While still comparatively small, the volume of psychiatry apps is steadily growing. The marketplace is starting to see more apps that allow psychiatrists and their patients to interact outside of regular visits. In fact, 24/7 interaction is one of the benefits of the emerging psychiatry app market. But are these apps everything they are advertised?
Perhaps not. Whenever a person uses an app, regardless of what that app is, there is a trade-off. App providers make their living by collecting data that they can sell. As Psychiatric News so succinctly explained in a recently published piece, “the price of a free app is you.” That may not necessarily be good for psychiatric patients who could be more adversely affected by targeted advertising than the average consumer.
How Apps Are Being Used
There are two perspectives to consider in terms of the usefulness of psychiatry apps. The first is the doctor’s perspective. As Psychiatric News explains, doctors can use smartphone apps to access volumes of data previously unavailable to them. And make no mistake, big data is playing an increasingly important role in modern medicine.
A smartphone app can keep a doctor informed of where patients are at any given time. App data could tell them how much sleep patients are getting, what symptoms they are experiencing, etc. They can better understand what patients are thinking and feeling by looking at the data.
Psychiatrists can also use smartphone apps in the other direction. In addition to collecting data, they can also use apps to offer remote help. A word of advice here or a suggested exercise there keeps them in touch with patients between check-ins. Such little interactions can bridge the emotional gap some patients feel between visits.
Smartphone Apps and Patients
The obvious key to making the best use of psychiatry apps is patient participation. The apps only do what they are supposed to do when patients are regularly inputting data. So it is up to psychiatrists to encourage their patients to use the apps. Interestingly enough, a study cited by Psychiatry News seems to suggest that smartphone apps actually help to engage patients more than office visits.
The study showed that psychiatric patients are more likely to report symptoms considered severe if they can do so via smartphone app. In other words, they are more willing to ‘talk to their phones’ than their psychiatrists. The study showed that patients using psychiatry apps are likely to report thoughts of suicide and worsening depression.
Taking the study one step further, consider the patient whose regular doctor is out for an extended leave.
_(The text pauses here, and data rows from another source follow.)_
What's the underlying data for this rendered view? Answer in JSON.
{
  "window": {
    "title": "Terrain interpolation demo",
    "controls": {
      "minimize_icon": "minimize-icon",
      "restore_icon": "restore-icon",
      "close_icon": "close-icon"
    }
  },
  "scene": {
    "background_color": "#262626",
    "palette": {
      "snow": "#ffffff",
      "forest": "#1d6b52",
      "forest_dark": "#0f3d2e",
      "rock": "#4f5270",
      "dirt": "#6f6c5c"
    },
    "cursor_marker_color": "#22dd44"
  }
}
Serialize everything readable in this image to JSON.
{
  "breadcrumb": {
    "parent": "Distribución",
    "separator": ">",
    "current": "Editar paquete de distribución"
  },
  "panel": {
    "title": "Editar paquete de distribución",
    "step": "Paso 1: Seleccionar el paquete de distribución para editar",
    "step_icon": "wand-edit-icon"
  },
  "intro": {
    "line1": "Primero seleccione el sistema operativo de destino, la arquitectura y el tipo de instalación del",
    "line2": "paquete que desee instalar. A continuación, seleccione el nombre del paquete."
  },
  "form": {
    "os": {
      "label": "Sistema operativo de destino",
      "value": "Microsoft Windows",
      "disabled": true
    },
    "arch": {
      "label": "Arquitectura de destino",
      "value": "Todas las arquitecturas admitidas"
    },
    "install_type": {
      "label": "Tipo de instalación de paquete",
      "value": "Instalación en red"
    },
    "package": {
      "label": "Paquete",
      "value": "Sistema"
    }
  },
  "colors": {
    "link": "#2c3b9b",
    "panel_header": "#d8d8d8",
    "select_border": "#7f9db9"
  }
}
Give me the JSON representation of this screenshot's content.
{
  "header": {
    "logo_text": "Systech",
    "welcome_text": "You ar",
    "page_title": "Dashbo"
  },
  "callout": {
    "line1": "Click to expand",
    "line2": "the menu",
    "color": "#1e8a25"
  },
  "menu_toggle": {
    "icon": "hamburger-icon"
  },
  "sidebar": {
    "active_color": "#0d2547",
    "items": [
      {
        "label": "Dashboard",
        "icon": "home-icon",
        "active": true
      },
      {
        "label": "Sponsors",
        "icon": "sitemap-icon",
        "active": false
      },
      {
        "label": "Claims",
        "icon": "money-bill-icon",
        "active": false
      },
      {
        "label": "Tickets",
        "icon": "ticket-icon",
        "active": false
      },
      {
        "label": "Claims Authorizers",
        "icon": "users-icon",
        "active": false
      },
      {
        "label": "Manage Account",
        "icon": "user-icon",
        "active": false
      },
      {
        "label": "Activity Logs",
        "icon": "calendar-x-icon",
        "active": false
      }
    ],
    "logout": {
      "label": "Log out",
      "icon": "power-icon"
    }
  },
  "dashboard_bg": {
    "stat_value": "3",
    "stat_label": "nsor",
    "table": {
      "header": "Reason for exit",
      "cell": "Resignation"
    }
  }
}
That patient may be unwilling to speak openly with a locum doctor, but still engage fully with a smartphone app. The locum would have access to information he or she is unable to glean from an office visit, making it easier for him or her to treat the patient at hand.
Smartphone apps are by no means a complete replacement for in-office psychiatric visits. But to the extent they can help improve the quality of care patients receive, they ought to be utilized. Technology is here. Psychiatry might just as well make use of it.